Given information
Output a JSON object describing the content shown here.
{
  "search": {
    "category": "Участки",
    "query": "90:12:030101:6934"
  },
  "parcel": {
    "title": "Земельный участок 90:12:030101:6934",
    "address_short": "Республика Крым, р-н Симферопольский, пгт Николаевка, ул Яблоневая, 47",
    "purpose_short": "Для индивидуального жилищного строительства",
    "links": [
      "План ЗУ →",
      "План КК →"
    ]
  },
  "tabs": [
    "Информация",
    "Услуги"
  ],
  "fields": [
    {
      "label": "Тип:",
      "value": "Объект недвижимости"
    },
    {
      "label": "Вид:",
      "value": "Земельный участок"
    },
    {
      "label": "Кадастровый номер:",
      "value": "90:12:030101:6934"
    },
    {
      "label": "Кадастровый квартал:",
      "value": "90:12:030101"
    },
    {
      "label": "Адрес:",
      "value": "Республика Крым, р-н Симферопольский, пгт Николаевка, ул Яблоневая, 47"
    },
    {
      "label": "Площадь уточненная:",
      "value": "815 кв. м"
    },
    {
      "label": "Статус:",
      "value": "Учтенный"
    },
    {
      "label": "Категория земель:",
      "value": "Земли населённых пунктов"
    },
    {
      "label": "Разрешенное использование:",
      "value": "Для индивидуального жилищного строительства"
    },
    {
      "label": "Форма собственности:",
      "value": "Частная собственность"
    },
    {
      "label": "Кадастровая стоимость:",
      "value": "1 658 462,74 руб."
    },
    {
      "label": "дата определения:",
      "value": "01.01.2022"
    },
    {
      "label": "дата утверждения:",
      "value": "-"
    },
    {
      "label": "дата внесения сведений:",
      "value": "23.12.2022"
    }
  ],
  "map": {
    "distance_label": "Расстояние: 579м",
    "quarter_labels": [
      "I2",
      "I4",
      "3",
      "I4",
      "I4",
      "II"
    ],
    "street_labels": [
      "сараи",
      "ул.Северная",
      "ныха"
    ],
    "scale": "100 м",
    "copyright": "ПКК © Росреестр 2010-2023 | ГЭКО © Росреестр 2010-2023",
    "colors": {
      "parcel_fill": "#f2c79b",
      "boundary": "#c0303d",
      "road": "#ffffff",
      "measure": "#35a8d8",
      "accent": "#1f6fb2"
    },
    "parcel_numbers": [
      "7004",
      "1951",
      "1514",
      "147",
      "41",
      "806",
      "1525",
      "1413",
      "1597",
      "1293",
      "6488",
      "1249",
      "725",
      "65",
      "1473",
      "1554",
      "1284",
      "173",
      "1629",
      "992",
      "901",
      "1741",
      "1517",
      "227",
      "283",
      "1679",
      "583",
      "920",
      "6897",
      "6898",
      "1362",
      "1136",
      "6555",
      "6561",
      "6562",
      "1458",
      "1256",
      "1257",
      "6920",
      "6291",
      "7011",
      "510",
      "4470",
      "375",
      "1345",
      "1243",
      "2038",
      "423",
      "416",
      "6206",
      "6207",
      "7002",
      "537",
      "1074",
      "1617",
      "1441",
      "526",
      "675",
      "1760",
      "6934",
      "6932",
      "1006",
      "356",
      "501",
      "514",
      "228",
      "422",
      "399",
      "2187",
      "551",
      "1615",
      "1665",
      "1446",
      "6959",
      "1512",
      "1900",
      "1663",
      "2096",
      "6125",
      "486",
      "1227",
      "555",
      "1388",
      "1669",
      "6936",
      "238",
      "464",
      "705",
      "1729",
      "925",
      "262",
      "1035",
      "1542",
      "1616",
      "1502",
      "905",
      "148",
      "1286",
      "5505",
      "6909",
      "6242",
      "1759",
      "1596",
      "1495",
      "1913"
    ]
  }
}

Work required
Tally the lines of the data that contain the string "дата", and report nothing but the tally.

Written answer
3